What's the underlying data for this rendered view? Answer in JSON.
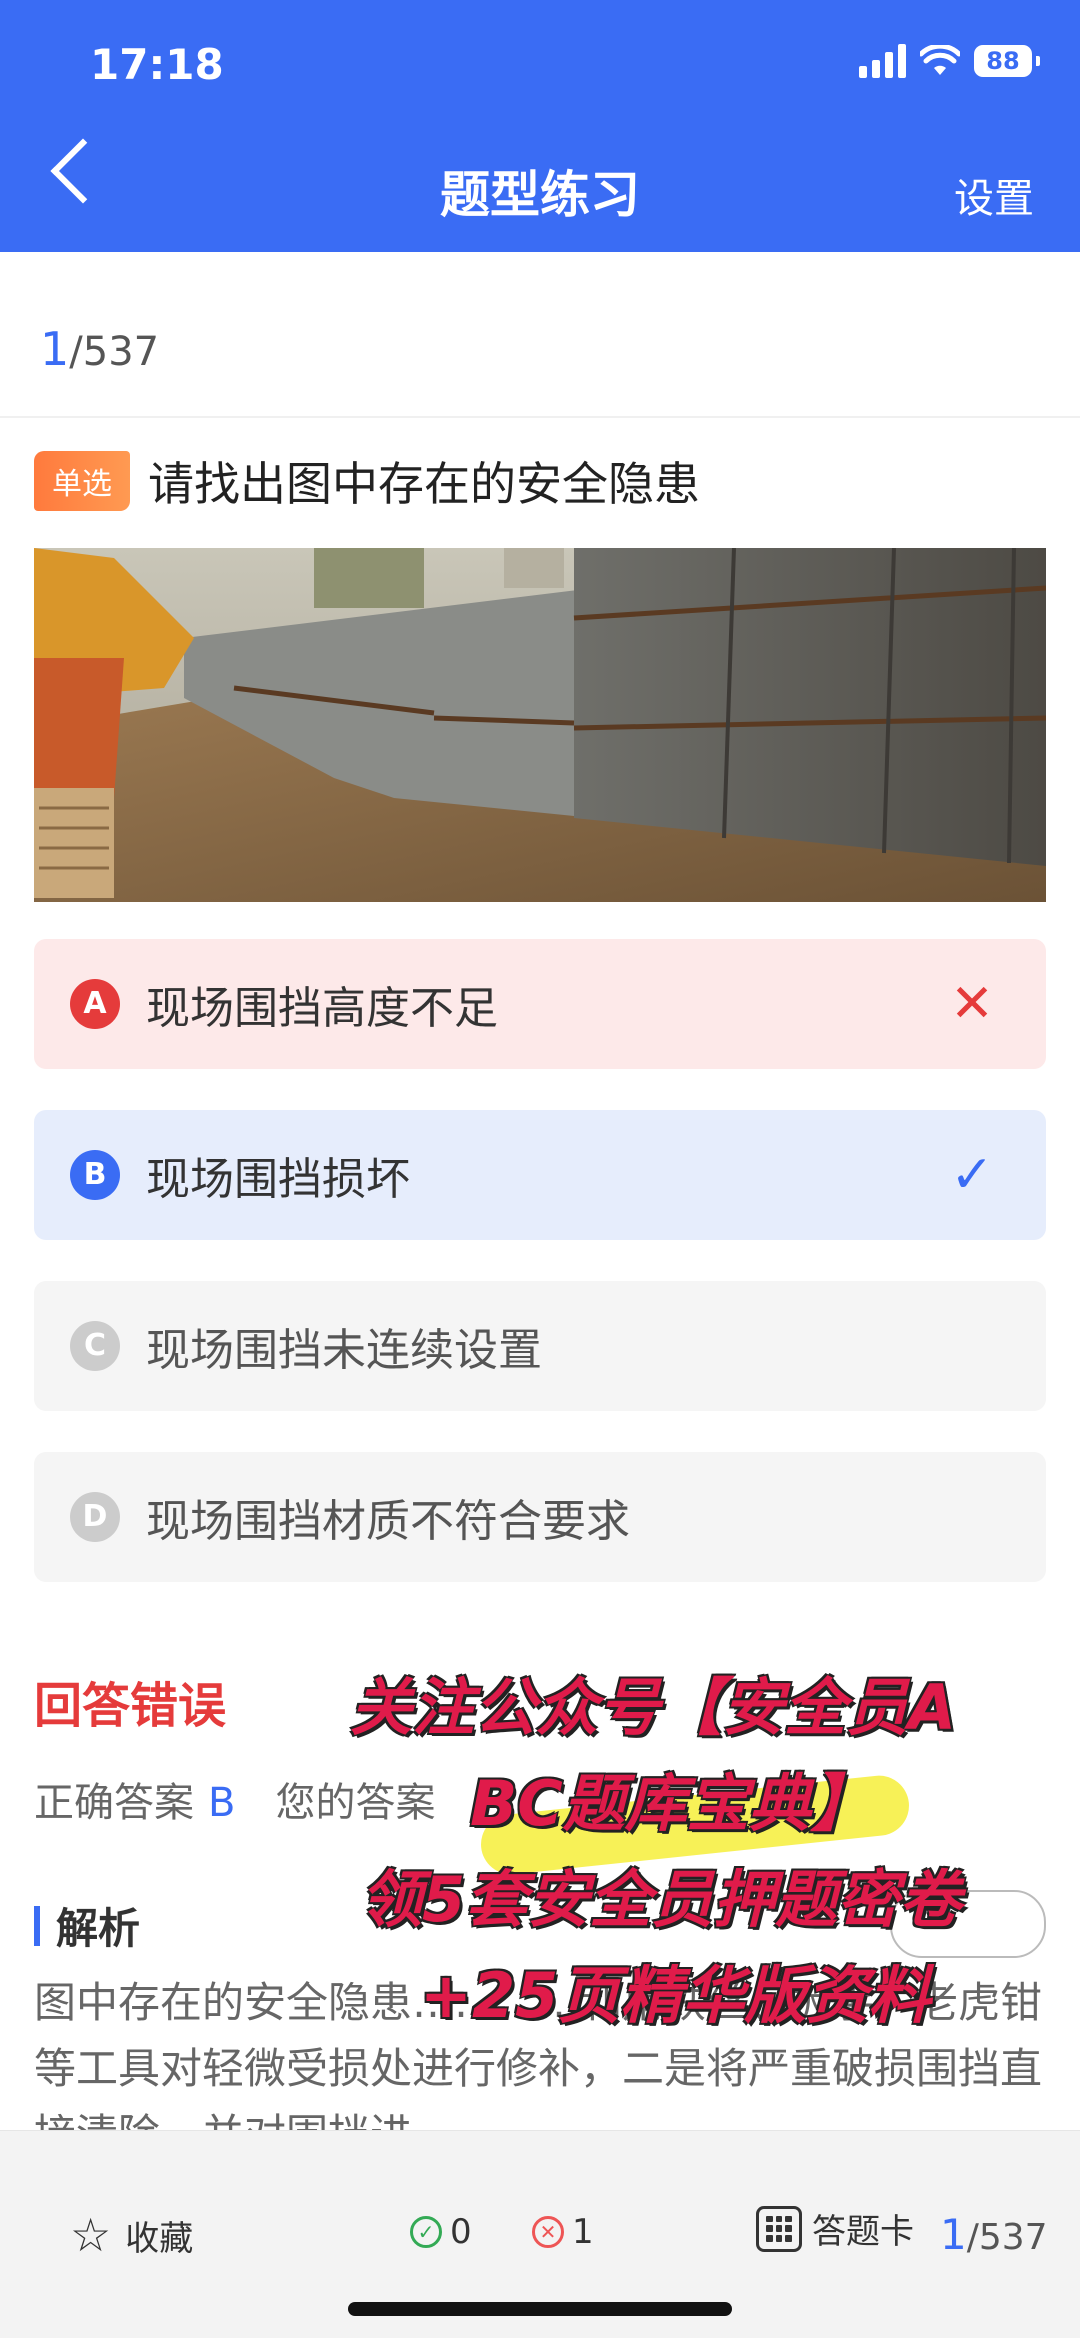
{
  "status_bar": {
    "time": "17:18",
    "battery": "88"
  },
  "header": {
    "title": "题型练习",
    "settings_label": "设置"
  },
  "progress": {
    "current": "1",
    "total": "/537"
  },
  "question": {
    "type_badge": "单选",
    "text": "请找出图中存在的安全隐患"
  },
  "options": [
    {
      "letter": "A",
      "text": "现场围挡高度不足",
      "state": "wrong",
      "mark": "✕",
      "color": "#e53b3b"
    },
    {
      "letter": "B",
      "text": "现场围挡损坏",
      "state": "correct",
      "mark": "✓",
      "color": "#3a6cf4"
    },
    {
      "letter": "C",
      "text": "现场围挡未连续设置",
      "state": "normal",
      "mark": "",
      "color": "#cccccc"
    },
    {
      "letter": "D",
      "text": "现场围挡材质不符合要求",
      "state": "normal",
      "mark": "",
      "color": "#cccccc"
    }
  ],
  "result": {
    "status": "回答错误",
    "correct_label": "正确答案",
    "correct_value": "B",
    "yours_label": "您的答案"
  },
  "analysis": {
    "title": "解析",
    "text": "图中存在的安全隐患…………利用铁丝、扳手、老虎钳等工具对轻微受损处进行修补，二是将严重破损围挡直接清除，并对围挡进"
  },
  "promo": {
    "line1": "关注公众号【安全员A",
    "line2": "BC题库宝典】",
    "line3": "领5套安全员押题密卷",
    "line4": "+25页精华版资料"
  },
  "bottom_bar": {
    "favorite_label": "收藏",
    "correct_count": "0",
    "wrong_count": "1",
    "answer_card_label": "答题卡",
    "progress_current": "1",
    "progress_total": "/537"
  },
  "colors": {
    "primary": "#3a6cf4",
    "error": "#e53b3b",
    "badge": "#ff7a3d"
  }
}
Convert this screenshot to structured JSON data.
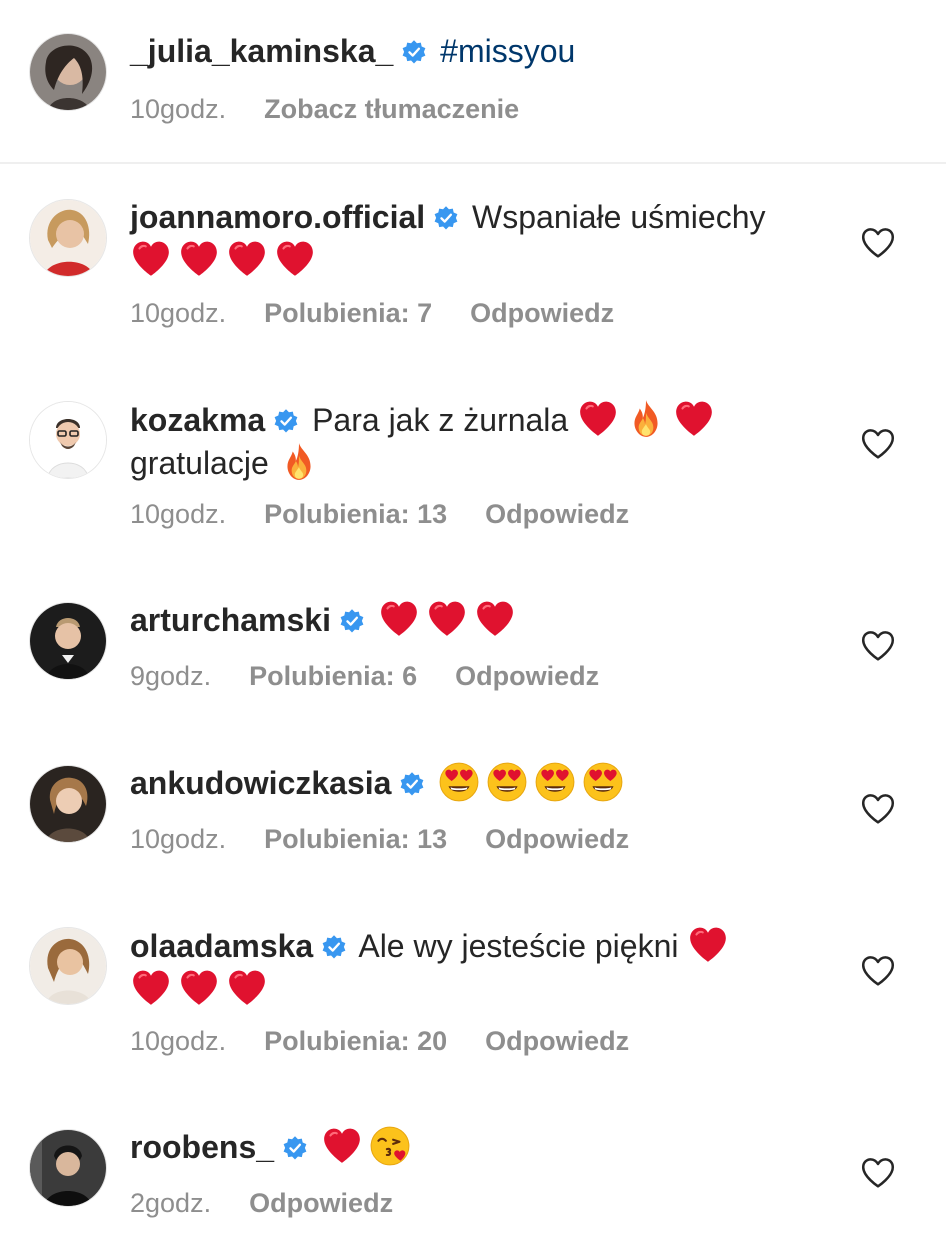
{
  "caption": {
    "username": "_julia_kaminska_",
    "text": "#missyou",
    "time": "10godz.",
    "translate": "Zobacz tłumaczenie"
  },
  "comments": [
    {
      "username": "joannamoro.official",
      "text1": "Wspaniałe uśmiechy",
      "time": "10godz.",
      "likes": "Polubienia: 7",
      "reply": "Odpowiedz"
    },
    {
      "username": "kozakma",
      "text1": "Para jak z żurnala",
      "text2": "gratulacje",
      "time": "10godz.",
      "likes": "Polubienia: 13",
      "reply": "Odpowiedz"
    },
    {
      "username": "arturchamski",
      "time": "9godz.",
      "likes": "Polubienia: 6",
      "reply": "Odpowiedz"
    },
    {
      "username": "ankudowiczkasia",
      "time": "10godz.",
      "likes": "Polubienia: 13",
      "reply": "Odpowiedz"
    },
    {
      "username": "olaadamska",
      "text1": "Ale wy jesteście piękni",
      "time": "10godz.",
      "likes": "Polubienia: 20",
      "reply": "Odpowiedz"
    },
    {
      "username": "roobens_",
      "time": "2godz.",
      "reply": "Odpowiedz"
    }
  ],
  "icons": {
    "verified": "verified-badge-icon",
    "like": "heart-outline-icon",
    "emoji_heart": "red-heart-emoji",
    "emoji_fire": "fire-emoji",
    "emoji_heart_eyes": "heart-eyes-emoji",
    "emoji_kiss": "face-blowing-kiss-emoji"
  },
  "colors": {
    "username": "#262626",
    "meta": "#8e8e8e",
    "hashtag": "#00376b",
    "verified": "#3897f0",
    "heart": "#e0122f"
  }
}
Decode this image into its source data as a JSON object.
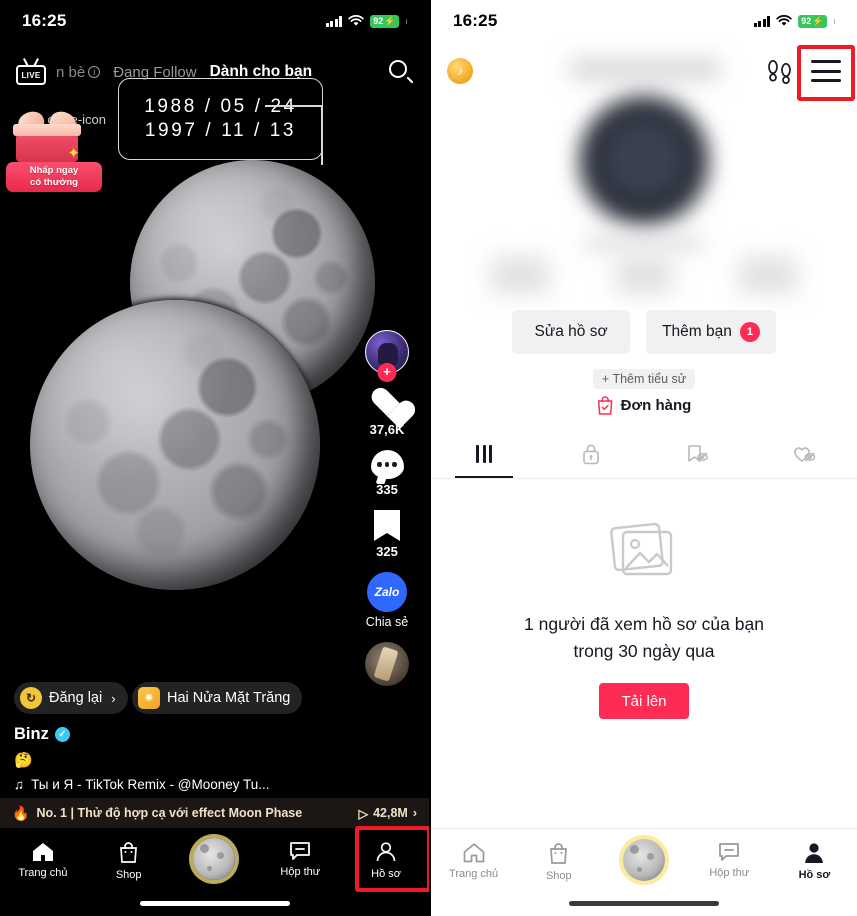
{
  "left_phone": {
    "status_bar": {
      "time": "16:25",
      "battery": "92",
      "signal_icon": "cellular-bars-icon",
      "wifi_icon": "wifi-icon",
      "battery_icon": "battery-charging-icon"
    },
    "top_nav": {
      "live_label": "LIVE",
      "tabs": [
        {
          "label": "n bè",
          "state": "inactive",
          "has_info_icon": true
        },
        {
          "label": "Đang Follow",
          "state": "inactive"
        },
        {
          "label": "Dành cho bạn",
          "state": "active"
        }
      ],
      "search_icon": "search-icon"
    },
    "date_overlay": {
      "line1": "1988 / 05 / 24",
      "line2": "1997 / 11 / 13"
    },
    "promo": {
      "close_icon": "close-icon",
      "line1": "Nhấp ngay",
      "line2": "có thưởng"
    },
    "action_rail": {
      "avatar_plus": "+",
      "like": {
        "icon": "heart-icon",
        "count": "37,6K"
      },
      "comment": {
        "icon": "comment-icon",
        "count": "335"
      },
      "bookmark": {
        "icon": "bookmark-icon",
        "count": "325"
      },
      "share": {
        "icon": "zalo-icon",
        "brand": "Zalo",
        "label": "Chia sẻ"
      },
      "sound_disc": "sound-disc-icon"
    },
    "video_info": {
      "repost_label": "Đăng lại",
      "repost_arrow": "›",
      "effect_label": "Hai Nửa Mặt Trăng",
      "author": "Binz",
      "verified_icon": "verified-badge-icon",
      "caption": "🤔",
      "music_note": "♫",
      "music": "Ты и Я - TikTok Remix - @Mooney Tu..."
    },
    "trending_banner": {
      "flame_icon": "flame-icon",
      "text": "No. 1 | Thử độ hợp cạ với effect Moon Phase",
      "plays": "42,8M",
      "play_icon": "play-icon",
      "arrow": "›"
    },
    "bottom_nav": {
      "items": [
        {
          "label": "Trang chủ",
          "icon": "home-icon"
        },
        {
          "label": "Shop",
          "icon": "shop-bag-icon"
        },
        {
          "label": "",
          "icon": "moon-create-icon"
        },
        {
          "label": "Hộp thư",
          "icon": "inbox-icon"
        },
        {
          "label": "Hồ sơ",
          "icon": "profile-person-icon",
          "highlighted": true
        }
      ]
    }
  },
  "right_phone": {
    "status_bar": {
      "time": "16:25",
      "battery": "92",
      "signal_icon": "cellular-bars-icon",
      "wifi_icon": "wifi-icon",
      "battery_icon": "battery-charging-icon"
    },
    "header": {
      "coin_icon": "tiktok-coin-icon",
      "footsteps_icon": "footsteps-icon",
      "menu_icon": "hamburger-menu-icon",
      "menu_highlighted": true
    },
    "profile": {
      "edit_profile_label": "Sửa hồ sơ",
      "add_friends_label": "Thêm bạn",
      "add_friends_badge": "1",
      "add_bio_label": "+ Thêm tiểu sử",
      "orders_label": "Đơn hàng",
      "orders_icon": "order-bag-icon"
    },
    "tabs": [
      {
        "icon": "grid-icon",
        "active": true
      },
      {
        "icon": "lock-icon",
        "active": false
      },
      {
        "icon": "bookmark-hidden-icon",
        "active": false
      },
      {
        "icon": "heart-hidden-icon",
        "active": false
      }
    ],
    "empty_state": {
      "image_icon": "photos-placeholder-icon",
      "line1": "1 người đã xem hồ sơ của bạn",
      "line2": "trong 30 ngày qua",
      "upload_label": "Tải lên"
    },
    "bottom_nav": {
      "items": [
        {
          "label": "Trang chủ",
          "icon": "home-icon"
        },
        {
          "label": "Shop",
          "icon": "shop-bag-icon"
        },
        {
          "label": "",
          "icon": "moon-create-icon"
        },
        {
          "label": "Hộp thư",
          "icon": "inbox-icon"
        },
        {
          "label": "Hồ sơ",
          "icon": "profile-person-icon",
          "active": true
        }
      ]
    }
  },
  "colors": {
    "accent_red": "#fe2c55",
    "highlight_box": "#ee1b24",
    "battery_green": "#34c759",
    "zalo_blue": "#2f68ff",
    "banner_text": "#efe3c4",
    "chip_yellow": "#f3c53c",
    "verified_blue": "#3ec8f2"
  }
}
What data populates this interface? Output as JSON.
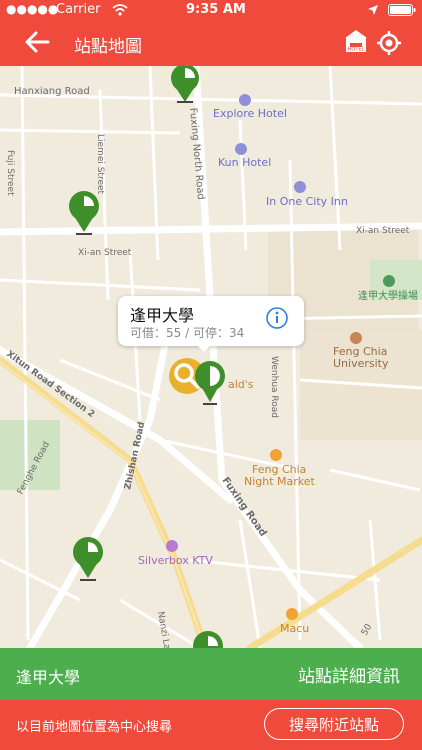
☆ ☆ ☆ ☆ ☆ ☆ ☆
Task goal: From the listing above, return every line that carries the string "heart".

Task output:
    "like": "heart-outline-icon",
    "emoji_heart": "red-heart-emoji",
    "emoji_heart_eyes": "heart-eyes-emoji",
    "heart": "#e0122f"
        "icon": "heart-icon",
        "icon": "heart-hidden-icon",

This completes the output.